━━━━━ DATA RECORDS ━━━━━
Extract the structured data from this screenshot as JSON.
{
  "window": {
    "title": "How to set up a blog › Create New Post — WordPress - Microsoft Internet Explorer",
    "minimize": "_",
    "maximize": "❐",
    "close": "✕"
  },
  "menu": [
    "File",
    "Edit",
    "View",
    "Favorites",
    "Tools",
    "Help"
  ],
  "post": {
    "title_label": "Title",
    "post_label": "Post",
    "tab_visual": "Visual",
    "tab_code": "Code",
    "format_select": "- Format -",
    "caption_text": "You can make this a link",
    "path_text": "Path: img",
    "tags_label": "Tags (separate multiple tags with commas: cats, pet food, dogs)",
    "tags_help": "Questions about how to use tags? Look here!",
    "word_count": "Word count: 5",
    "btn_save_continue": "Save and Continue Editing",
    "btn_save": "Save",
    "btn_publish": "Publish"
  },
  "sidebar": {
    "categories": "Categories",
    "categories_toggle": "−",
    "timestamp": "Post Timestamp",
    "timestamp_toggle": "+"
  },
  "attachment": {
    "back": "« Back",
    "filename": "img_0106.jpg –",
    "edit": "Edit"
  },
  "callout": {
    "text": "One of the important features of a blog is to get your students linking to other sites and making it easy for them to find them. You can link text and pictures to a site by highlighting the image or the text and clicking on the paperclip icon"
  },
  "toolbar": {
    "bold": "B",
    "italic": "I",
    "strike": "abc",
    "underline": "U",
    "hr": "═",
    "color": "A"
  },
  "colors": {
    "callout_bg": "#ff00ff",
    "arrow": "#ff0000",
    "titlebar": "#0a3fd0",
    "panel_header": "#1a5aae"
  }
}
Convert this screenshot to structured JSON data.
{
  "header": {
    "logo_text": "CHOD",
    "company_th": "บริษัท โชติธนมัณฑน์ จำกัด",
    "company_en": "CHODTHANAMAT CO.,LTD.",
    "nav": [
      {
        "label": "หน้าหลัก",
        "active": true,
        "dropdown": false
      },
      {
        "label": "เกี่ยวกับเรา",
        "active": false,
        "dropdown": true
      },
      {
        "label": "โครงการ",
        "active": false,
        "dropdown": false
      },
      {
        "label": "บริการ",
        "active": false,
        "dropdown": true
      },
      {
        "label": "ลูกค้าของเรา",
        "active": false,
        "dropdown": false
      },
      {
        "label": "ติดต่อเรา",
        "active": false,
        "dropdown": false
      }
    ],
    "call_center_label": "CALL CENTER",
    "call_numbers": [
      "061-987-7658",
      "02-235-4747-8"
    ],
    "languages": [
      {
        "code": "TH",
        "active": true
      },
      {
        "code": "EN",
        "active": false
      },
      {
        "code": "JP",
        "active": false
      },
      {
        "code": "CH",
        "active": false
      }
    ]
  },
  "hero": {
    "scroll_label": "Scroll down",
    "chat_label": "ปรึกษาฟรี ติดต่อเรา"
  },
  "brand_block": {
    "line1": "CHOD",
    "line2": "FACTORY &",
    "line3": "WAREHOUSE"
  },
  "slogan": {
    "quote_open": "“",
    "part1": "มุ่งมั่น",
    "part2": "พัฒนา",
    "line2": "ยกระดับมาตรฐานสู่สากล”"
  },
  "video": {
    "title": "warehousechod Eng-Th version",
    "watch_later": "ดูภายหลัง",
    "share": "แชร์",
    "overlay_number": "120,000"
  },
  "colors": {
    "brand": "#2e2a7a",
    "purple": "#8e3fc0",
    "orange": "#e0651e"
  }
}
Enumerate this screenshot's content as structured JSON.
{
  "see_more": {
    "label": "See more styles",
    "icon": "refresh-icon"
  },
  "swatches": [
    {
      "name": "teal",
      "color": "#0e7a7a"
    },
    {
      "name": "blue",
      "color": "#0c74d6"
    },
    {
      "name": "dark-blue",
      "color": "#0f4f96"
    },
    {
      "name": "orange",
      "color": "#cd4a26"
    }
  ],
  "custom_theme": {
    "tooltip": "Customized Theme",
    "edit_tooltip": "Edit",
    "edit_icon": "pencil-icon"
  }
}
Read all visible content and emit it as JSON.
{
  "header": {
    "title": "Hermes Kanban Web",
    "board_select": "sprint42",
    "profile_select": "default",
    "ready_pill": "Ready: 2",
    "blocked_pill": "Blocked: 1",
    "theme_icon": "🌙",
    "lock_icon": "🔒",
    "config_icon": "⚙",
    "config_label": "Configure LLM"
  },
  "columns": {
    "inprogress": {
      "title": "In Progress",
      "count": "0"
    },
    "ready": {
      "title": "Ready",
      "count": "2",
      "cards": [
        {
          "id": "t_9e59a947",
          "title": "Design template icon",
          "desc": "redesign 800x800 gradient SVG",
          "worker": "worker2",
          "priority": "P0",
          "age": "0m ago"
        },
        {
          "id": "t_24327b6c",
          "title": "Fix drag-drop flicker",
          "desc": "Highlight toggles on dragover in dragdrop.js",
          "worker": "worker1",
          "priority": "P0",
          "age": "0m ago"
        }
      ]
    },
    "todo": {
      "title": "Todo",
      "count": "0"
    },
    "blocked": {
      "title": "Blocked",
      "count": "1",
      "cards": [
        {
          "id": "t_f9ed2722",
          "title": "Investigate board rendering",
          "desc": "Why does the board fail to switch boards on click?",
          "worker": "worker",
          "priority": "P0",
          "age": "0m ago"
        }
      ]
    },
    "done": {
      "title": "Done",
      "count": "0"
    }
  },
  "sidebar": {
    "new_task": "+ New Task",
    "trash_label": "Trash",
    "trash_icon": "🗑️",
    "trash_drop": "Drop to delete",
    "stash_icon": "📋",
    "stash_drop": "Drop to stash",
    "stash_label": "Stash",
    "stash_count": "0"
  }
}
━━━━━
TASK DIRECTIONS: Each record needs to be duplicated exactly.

EXERCISE OUTPUT:
Extract the structured data from this screenshot as JSON.
{
  "window": {
    "title": "How to set up a blog › Create New Post — WordPress - Microsoft Internet Explorer",
    "minimize": "_",
    "maximize": "❐",
    "close": "✕"
  },
  "menu": [
    "File",
    "Edit",
    "View",
    "Favorites",
    "Tools",
    "Help"
  ],
  "post": {
    "title_label": "Title",
    "post_label": "Post",
    "tab_visual": "Visual",
    "tab_code": "Code",
    "format_select": "- Format -",
    "caption_text": "You can make this a link",
    "path_text": "Path: img",
    "tags_label": "Tags (separate multiple tags with commas: cats, pet food, dogs)",
    "tags_help": "Questions about how to use tags? Look here!",
    "word_count": "Word count: 5",
    "btn_save_continue": "Save and Continue Editing",
    "btn_save": "Save",
    "btn_publish": "Publish"
  },
  "sidebar": {
    "categories": "Categories",
    "categories_toggle": "−",
    "timestamp": "Post Timestamp",
    "timestamp_toggle": "+"
  },
  "attachment": {
    "back": "« Back",
    "filename": "img_0106.jpg –",
    "edit": "Edit"
  },
  "callout": {
    "text": "One of the important features of a blog is to get your students linking to other sites and making it easy for them to find them. You can link text and pictures to a site by highlighting the image or the text and clicking on the paperclip icon"
  },
  "toolbar": {
    "bold": "B",
    "italic": "I",
    "strike": "abc",
    "underline": "U",
    "hr": "═",
    "color": "A"
  },
  "colors": {
    "callout_bg": "#ff00ff",
    "arrow": "#ff0000",
    "titlebar": "#0a3fd0",
    "panel_header": "#1a5aae"
  }
}
Convert this screenshot to structured JSON data.
{
  "header": {
    "logo_text": "CHOD",
    "company_th": "บริษัท โชติธนมัณฑน์ จำกัด",
    "company_en": "CHODTHANAMAT CO.,LTD.",
    "nav": [
      {
        "label": "หน้าหลัก",
        "active": true,
        "dropdown": false
      },
      {
        "label": "เกี่ยวกับเรา",
        "active": false,
        "dropdown": true
      },
      {
        "label": "โครงการ",
        "active": false,
        "dropdown": false
      },
      {
        "label": "บริการ",
        "active": false,
        "dropdown": true
      },
      {
        "label": "ลูกค้าของเรา",
        "active": false,
        "dropdown": false
      },
      {
        "label": "ติดต่อเรา",
        "active": false,
        "dropdown": false
      }
    ],
    "call_center_label": "CALL CENTER",
    "call_numbers": [
      "061-987-7658",
      "02-235-4747-8"
    ],
    "languages": [
      {
        "code": "TH",
        "active": true
      },
      {
        "code": "EN",
        "active": false
      },
      {
        "code": "JP",
        "active": false
      },
      {
        "code": "CH",
        "active": false
      }
    ]
  },
  "hero": {
    "scroll_label": "Scroll down",
    "chat_label": "ปรึกษาฟรี ติดต่อเรา"
  },
  "brand_block": {
    "line1": "CHOD",
    "line2": "FACTORY &",
    "line3": "WAREHOUSE"
  },
  "slogan": {
    "quote_open": "“",
    "part1": "มุ่งมั่น",
    "part2": "พัฒนา",
    "line2": "ยกระดับมาตรฐานสู่สากล”"
  },
  "video": {
    "title": "warehousechod Eng-Th version",
    "watch_later": "ดูภายหลัง",
    "share": "แชร์",
    "overlay_number": "120,000"
  },
  "colors": {
    "brand": "#2e2a7a",
    "purple": "#8e3fc0",
    "orange": "#e0651e"
  }
}
Enumerate this screenshot's content as structured JSON.
{
  "see_more": {
    "label": "See more styles",
    "icon": "refresh-icon"
  },
  "swatches": [
    {
      "name": "teal",
      "color": "#0e7a7a"
    },
    {
      "name": "blue",
      "color": "#0c74d6"
    },
    {
      "name": "dark-blue",
      "color": "#0f4f96"
    },
    {
      "name": "orange",
      "color": "#cd4a26"
    }
  ],
  "custom_theme": {
    "tooltip": "Customized Theme",
    "edit_tooltip": "Edit",
    "edit_icon": "pencil-icon"
  }
}
Read all visible content and emit it as JSON.
{
  "header": {
    "title": "Hermes Kanban Web",
    "board_select": "sprint42",
    "profile_select": "default",
    "ready_pill": "Ready: 2",
    "blocked_pill": "Blocked: 1",
    "theme_icon": "🌙",
    "lock_icon": "🔒",
    "config_icon": "⚙",
    "config_label": "Configure LLM"
  },
  "columns": {
    "inprogress": {
      "title": "In Progress",
      "count": "0"
    },
    "ready": {
      "title": "Ready",
      "count": "2",
      "cards": [
        {
          "id": "t_9e59a947",
          "title": "Design template icon",
          "desc": "redesign 800x800 gradient SVG",
          "worker": "worker2",
          "priority": "P0",
          "age": "0m ago"
        },
        {
          "id": "t_24327b6c",
          "title": "Fix drag-drop flicker",
          "desc": "Highlight toggles on dragover in dragdrop.js",
          "worker": "worker1",
          "priority": "P0",
          "age": "0m ago"
        }
      ]
    },
    "todo": {
      "title": "Todo",
      "count": "0"
    },
    "blocked": {
      "title": "Blocked",
      "count": "1",
      "cards": [
        {
          "id": "t_f9ed2722",
          "title": "Investigate board rendering",
          "desc": "Why does the board fail to switch boards on click?",
          "worker": "worker",
          "priority": "P0",
          "age": "0m ago"
        }
      ]
    },
    "done": {
      "title": "Done",
      "count": "0"
    }
  },
  "sidebar": {
    "new_task": "+ New Task",
    "trash_label": "Trash",
    "trash_icon": "🗑️",
    "trash_drop": "Drop to delete",
    "stash_icon": "📋",
    "stash_drop": "Drop to stash",
    "stash_label": "Stash",
    "stash_count": "0"
  }
}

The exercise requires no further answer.